— So just like «Zenit» and «Spartak» are big rivals, there is more than a bit of competition and rivalry between the two cities St. Petersburg and Moscow. Which one do you like more?
— Well obviously I know Moscow better, I don't know that's a tough call. Because it's so beautiful here, I've heard that Moscow is the business center and this is the artistic and intellectual center. With the arts and being a writer I think maybe I feel more of a kinship with St. Petersburg. But Moscow is a pretty neat place too. They are both vibrant cities, alive. So that's cool.
— This is your first time in «Petrovsky». What did you expect to see here tonight and is there anything that surprises you?
— Well as for the game the first half was pretty close, but I don't know the coach must have said something at halftime because we came out and really were aggressive and then boom, one goal and the next and the next.

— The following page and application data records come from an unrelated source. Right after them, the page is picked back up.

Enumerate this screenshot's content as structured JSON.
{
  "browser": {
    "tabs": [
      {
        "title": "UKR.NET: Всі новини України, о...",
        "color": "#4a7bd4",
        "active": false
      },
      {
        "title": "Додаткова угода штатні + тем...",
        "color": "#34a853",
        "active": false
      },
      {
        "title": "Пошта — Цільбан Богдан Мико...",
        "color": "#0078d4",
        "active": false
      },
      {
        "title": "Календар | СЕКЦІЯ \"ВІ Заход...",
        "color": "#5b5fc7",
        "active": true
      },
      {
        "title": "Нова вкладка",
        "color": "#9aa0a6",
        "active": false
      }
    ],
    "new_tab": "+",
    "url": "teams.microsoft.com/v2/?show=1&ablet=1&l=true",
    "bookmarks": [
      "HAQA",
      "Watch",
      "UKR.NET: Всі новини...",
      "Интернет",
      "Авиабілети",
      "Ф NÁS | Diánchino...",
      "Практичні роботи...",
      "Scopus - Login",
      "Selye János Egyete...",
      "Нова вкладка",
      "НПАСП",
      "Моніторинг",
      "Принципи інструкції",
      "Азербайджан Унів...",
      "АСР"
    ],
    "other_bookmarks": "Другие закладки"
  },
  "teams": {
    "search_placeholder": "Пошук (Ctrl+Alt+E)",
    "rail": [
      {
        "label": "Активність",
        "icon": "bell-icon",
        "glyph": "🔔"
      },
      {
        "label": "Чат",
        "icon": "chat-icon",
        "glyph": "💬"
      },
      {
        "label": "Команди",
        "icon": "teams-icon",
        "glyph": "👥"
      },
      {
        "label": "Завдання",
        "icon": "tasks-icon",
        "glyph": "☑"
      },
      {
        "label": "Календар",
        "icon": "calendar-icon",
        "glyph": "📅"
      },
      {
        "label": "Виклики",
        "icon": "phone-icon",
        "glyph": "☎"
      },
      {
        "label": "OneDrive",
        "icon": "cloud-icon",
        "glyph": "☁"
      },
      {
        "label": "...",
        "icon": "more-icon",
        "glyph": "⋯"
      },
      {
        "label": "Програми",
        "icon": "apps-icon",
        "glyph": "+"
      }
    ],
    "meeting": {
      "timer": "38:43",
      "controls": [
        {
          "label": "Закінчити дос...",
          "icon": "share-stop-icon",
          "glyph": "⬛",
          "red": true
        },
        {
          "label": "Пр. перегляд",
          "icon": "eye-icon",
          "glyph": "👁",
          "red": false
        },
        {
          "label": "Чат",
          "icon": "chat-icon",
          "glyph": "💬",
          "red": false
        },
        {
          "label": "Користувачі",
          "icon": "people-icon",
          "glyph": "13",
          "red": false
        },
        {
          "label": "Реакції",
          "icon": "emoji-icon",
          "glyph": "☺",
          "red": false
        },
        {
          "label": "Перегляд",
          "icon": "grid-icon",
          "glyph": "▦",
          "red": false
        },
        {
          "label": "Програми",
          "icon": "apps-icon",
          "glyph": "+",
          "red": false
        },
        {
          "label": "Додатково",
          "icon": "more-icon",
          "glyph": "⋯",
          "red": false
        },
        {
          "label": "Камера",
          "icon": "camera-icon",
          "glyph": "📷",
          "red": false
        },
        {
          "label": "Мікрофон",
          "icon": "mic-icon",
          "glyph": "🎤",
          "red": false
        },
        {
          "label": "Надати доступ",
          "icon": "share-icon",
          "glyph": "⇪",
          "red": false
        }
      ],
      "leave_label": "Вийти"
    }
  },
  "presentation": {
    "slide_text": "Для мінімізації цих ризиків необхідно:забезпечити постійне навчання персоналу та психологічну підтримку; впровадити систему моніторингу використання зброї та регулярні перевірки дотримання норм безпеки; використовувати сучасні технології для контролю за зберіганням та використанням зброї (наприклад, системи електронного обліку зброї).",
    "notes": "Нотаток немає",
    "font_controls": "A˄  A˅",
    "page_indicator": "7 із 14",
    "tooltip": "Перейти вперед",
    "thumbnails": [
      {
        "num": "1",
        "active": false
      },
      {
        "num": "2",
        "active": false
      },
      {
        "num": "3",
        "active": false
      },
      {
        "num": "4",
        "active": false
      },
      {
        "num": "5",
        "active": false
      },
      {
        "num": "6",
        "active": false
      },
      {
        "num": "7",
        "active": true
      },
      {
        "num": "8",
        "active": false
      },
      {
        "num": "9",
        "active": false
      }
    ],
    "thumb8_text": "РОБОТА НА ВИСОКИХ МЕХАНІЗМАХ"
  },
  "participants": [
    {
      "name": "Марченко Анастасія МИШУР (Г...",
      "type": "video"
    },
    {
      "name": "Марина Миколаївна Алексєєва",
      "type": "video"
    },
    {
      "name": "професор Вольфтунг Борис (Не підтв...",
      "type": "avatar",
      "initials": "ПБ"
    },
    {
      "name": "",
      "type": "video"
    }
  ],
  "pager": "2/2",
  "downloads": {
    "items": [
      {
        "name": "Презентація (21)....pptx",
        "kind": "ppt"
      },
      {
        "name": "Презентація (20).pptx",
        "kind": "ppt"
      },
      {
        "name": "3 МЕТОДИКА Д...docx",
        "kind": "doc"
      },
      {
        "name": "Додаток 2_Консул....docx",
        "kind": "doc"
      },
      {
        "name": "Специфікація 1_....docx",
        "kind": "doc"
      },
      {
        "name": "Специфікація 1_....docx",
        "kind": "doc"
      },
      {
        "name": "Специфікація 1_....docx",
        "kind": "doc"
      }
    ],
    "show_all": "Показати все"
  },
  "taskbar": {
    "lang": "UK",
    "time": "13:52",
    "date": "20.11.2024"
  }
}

I thought it might have been a bit of a closer game than it is.
— Now I know just like myself, you were born and bred on American football, so what do you think about your experience here in coming to «Petrovsky» and how does this compare to your experience in American football stadiums?
— Well American football fans get excited, but these guys here haven't stopped all night! There's a lot of passion here and it's really fun. Also, college football in America is a lot like this because it's more regional, more local and there is pride and passion. Professional football, fans get into it but it's not the same kind of way that fans do here. There aren't any fireworks there that's for sure.